● **WORK INSTRUCTIONS**
Down to the last line, reproduce the records exactly.

----

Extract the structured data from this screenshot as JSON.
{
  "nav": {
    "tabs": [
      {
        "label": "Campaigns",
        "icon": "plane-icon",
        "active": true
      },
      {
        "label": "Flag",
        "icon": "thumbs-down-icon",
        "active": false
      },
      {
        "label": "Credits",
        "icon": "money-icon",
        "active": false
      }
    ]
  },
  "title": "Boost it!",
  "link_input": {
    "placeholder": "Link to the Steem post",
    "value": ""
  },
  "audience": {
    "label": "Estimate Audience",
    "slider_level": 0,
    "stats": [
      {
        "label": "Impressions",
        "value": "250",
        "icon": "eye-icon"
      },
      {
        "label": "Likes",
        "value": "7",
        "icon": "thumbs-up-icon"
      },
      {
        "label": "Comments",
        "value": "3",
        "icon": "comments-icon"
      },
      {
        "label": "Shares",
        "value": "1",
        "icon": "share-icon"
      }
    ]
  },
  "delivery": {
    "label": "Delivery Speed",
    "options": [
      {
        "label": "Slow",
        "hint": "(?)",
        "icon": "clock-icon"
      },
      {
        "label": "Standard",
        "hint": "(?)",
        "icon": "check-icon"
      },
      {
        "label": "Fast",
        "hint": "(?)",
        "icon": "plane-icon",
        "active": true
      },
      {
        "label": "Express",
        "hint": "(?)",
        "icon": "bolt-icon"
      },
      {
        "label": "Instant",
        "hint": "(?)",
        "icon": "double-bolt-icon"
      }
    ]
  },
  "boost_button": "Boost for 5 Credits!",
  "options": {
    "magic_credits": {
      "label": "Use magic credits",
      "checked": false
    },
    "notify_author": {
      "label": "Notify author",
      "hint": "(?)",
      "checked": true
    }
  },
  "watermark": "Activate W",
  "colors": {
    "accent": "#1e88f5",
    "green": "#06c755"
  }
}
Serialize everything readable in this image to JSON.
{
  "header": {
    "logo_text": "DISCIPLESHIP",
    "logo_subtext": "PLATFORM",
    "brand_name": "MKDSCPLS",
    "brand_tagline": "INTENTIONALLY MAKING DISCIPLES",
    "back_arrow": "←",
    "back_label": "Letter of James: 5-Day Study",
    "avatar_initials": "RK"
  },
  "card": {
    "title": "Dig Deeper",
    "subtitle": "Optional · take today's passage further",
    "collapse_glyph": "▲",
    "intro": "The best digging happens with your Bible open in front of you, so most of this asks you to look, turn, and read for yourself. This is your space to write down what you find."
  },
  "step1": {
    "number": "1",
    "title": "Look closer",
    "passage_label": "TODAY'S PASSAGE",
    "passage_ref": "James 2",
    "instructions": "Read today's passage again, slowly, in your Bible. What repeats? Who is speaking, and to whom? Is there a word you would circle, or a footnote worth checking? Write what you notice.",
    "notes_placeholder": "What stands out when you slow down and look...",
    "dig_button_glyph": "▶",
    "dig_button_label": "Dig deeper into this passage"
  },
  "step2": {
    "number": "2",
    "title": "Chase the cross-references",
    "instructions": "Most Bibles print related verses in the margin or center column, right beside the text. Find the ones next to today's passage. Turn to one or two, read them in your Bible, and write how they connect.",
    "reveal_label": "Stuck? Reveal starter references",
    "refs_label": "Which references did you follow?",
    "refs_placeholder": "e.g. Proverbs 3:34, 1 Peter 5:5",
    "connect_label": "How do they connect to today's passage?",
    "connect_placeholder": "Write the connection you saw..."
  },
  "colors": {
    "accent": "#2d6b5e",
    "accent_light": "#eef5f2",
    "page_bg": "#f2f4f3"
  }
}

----

● **RESULT**
Extract the structured data from this screenshot as JSON.
{
  "nav": {
    "tabs": [
      {
        "label": "Campaigns",
        "icon": "plane-icon",
        "active": true
      },
      {
        "label": "Flag",
        "icon": "thumbs-down-icon",
        "active": false
      },
      {
        "label": "Credits",
        "icon": "money-icon",
        "active": false
      }
    ]
  },
  "title": "Boost it!",
  "link_input": {
    "placeholder": "Link to the Steem post",
    "value": ""
  },
  "audience": {
    "label": "Estimate Audience",
    "slider_level": 0,
    "stats": [
      {
        "label": "Impressions",
        "value": "250",
        "icon": "eye-icon"
      },
      {
        "label": "Likes",
        "value": "7",
        "icon": "thumbs-up-icon"
      },
      {
        "label": "Comments",
        "value": "3",
        "icon": "comments-icon"
      },
      {
        "label": "Shares",
        "value": "1",
        "icon": "share-icon"
      }
    ]
  },
  "delivery": {
    "label": "Delivery Speed",
    "options": [
      {
        "label": "Slow",
        "hint": "(?)",
        "icon": "clock-icon"
      },
      {
        "label": "Standard",
        "hint": "(?)",
        "icon": "check-icon"
      },
      {
        "label": "Fast",
        "hint": "(?)",
        "icon": "plane-icon",
        "active": true
      },
      {
        "label": "Express",
        "hint": "(?)",
        "icon": "bolt-icon"
      },
      {
        "label": "Instant",
        "hint": "(?)",
        "icon": "double-bolt-icon"
      }
    ]
  },
  "boost_button": "Boost for 5 Credits!",
  "options": {
    "magic_credits": {
      "label": "Use magic credits",
      "checked": false
    },
    "notify_author": {
      "label": "Notify author",
      "hint": "(?)",
      "checked": true
    }
  },
  "watermark": "Activate W",
  "colors": {
    "accent": "#1e88f5",
    "green": "#06c755"
  }
}
Serialize everything readable in this image to JSON.
{
  "header": {
    "logo_text": "DISCIPLESHIP",
    "logo_subtext": "PLATFORM",
    "brand_name": "MKDSCPLS",
    "brand_tagline": "INTENTIONALLY MAKING DISCIPLES",
    "back_arrow": "←",
    "back_label": "Letter of James: 5-Day Study",
    "avatar_initials": "RK"
  },
  "card": {
    "title": "Dig Deeper",
    "subtitle": "Optional · take today's passage further",
    "collapse_glyph": "▲",
    "intro": "The best digging happens with your Bible open in front of you, so most of this asks you to look, turn, and read for yourself. This is your space to write down what you find."
  },
  "step1": {
    "number": "1",
    "title": "Look closer",
    "passage_label": "TODAY'S PASSAGE",
    "passage_ref": "James 2",
    "instructions": "Read today's passage again, slowly, in your Bible. What repeats? Who is speaking, and to whom? Is there a word you would circle, or a footnote worth checking? Write what you notice.",
    "notes_placeholder": "What stands out when you slow down and look...",
    "dig_button_glyph": "▶",
    "dig_button_label": "Dig deeper into this passage"
  },
  "step2": {
    "number": "2",
    "title": "Chase the cross-references",
    "instructions": "Most Bibles print related verses in the margin or center column, right beside the text. Find the ones next to today's passage. Turn to one or two, read them in your Bible, and write how they connect.",
    "reveal_label": "Stuck? Reveal starter references",
    "refs_label": "Which references did you follow?",
    "refs_placeholder": "e.g. Proverbs 3:34, 1 Peter 5:5",
    "connect_label": "How do they connect to today's passage?",
    "connect_placeholder": "Write the connection you saw..."
  },
  "colors": {
    "accent": "#2d6b5e",
    "accent_light": "#eef5f2",
    "page_bg": "#f2f4f3"
  }
}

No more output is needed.